Excerpted records =

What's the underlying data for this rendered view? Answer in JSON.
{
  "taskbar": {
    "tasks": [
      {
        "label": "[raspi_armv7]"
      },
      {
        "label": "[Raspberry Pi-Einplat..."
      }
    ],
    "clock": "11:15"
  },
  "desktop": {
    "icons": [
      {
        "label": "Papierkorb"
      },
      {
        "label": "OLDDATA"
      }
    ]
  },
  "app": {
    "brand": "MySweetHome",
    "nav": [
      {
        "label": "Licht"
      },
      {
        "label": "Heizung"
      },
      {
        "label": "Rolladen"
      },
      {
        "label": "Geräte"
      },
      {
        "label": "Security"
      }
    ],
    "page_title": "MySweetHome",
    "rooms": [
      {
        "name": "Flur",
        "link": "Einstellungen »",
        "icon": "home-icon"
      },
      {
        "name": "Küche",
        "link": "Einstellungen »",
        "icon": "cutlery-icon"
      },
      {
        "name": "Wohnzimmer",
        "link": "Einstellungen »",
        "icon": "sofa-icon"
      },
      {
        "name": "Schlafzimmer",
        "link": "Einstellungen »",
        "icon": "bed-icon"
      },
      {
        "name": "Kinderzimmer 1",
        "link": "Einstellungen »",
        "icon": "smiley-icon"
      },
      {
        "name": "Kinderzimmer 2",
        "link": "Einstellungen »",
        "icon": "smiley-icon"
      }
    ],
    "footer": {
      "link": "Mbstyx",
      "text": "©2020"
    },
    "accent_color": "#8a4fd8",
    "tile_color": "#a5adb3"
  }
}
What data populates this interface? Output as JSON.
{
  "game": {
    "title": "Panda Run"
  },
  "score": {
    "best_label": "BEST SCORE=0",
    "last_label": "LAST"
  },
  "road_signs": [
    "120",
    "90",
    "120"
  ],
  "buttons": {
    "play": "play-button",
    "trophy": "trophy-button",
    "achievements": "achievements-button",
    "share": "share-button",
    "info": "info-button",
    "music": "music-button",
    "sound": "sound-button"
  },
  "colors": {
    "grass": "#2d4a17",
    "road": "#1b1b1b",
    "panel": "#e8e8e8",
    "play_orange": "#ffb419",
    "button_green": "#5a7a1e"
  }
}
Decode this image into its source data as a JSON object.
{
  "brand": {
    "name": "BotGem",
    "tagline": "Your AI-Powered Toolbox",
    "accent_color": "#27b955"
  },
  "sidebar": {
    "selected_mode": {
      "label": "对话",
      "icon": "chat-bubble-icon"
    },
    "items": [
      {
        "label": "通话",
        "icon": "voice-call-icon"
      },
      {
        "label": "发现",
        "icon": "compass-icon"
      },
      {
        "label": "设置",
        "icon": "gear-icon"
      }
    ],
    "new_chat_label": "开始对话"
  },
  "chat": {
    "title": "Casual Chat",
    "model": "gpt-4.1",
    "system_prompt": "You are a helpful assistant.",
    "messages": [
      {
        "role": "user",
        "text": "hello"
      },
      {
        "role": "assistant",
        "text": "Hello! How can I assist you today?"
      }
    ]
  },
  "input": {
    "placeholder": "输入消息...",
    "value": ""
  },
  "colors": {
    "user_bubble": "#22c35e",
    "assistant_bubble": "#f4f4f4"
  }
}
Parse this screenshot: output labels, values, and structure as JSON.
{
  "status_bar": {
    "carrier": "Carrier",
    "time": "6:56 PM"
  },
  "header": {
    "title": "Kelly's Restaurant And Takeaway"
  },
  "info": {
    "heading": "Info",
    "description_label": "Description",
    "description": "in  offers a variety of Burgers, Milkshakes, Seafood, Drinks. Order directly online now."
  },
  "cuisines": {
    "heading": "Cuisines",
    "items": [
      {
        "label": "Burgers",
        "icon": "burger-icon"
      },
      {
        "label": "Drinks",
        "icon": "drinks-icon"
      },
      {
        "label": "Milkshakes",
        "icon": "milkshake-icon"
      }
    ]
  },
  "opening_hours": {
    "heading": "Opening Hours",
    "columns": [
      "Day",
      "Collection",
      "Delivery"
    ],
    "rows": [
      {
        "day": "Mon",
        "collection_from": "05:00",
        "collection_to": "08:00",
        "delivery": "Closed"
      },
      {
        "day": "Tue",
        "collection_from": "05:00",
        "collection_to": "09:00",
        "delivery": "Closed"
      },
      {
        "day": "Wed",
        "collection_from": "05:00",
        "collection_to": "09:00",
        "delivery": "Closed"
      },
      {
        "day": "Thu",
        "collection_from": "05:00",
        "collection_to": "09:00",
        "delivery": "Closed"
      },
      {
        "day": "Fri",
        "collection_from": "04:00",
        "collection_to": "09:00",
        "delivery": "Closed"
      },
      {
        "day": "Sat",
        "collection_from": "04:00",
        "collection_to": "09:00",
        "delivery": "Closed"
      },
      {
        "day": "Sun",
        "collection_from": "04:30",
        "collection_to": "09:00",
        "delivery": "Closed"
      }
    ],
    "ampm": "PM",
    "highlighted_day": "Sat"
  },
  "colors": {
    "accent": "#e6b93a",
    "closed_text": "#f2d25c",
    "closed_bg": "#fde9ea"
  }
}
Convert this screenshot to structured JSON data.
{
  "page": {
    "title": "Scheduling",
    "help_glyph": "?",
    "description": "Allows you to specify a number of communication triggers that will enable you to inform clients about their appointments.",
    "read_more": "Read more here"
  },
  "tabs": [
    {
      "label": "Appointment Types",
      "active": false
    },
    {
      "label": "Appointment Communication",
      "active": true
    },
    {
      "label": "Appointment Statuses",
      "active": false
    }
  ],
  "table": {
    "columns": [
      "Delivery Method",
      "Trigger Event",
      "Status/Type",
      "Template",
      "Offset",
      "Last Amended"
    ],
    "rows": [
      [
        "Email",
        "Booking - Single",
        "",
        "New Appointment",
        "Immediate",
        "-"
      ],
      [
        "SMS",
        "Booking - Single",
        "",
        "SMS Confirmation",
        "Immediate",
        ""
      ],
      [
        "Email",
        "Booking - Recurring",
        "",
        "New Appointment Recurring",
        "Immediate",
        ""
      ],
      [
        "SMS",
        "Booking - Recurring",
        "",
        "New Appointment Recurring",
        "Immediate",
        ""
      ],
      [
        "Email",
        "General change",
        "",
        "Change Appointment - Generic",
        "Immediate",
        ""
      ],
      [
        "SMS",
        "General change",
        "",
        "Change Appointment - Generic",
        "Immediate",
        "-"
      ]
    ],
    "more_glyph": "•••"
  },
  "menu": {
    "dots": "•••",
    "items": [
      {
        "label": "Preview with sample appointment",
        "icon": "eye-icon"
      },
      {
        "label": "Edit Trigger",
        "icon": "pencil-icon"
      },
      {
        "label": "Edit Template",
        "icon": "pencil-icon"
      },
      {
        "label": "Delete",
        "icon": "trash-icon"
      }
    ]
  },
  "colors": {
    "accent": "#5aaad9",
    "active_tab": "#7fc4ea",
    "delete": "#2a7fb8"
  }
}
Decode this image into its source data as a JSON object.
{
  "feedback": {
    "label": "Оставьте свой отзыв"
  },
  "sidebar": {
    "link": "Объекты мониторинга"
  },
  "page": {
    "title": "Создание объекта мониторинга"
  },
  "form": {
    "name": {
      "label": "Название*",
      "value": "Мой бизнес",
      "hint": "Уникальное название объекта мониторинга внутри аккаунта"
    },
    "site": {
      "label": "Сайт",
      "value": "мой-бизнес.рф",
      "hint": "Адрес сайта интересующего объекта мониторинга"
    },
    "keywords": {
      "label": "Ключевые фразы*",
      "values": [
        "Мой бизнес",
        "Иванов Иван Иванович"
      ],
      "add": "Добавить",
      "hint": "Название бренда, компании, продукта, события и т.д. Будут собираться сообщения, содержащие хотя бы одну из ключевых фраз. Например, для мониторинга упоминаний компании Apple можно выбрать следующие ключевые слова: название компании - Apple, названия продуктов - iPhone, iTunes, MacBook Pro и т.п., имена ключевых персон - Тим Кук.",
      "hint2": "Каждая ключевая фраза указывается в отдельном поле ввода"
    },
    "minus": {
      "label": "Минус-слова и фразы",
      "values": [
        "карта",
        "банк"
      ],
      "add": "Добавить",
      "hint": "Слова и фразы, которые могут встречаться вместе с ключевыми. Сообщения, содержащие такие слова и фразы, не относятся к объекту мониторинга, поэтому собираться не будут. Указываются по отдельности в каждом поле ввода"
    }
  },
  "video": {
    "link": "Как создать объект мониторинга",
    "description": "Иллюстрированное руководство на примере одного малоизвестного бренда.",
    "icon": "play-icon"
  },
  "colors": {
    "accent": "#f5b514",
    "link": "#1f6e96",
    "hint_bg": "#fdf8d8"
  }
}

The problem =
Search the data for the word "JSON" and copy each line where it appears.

Solution to this task =
What's the underlying data for this rendered view? Answer in JSON.
What data populates this interface? Output as JSON.
Decode this image into its source data as a JSON object.
Parse this screenshot: output labels, values, and structure as JSON.
Convert this screenshot to structured JSON data.
Decode this image into its source data as a JSON object.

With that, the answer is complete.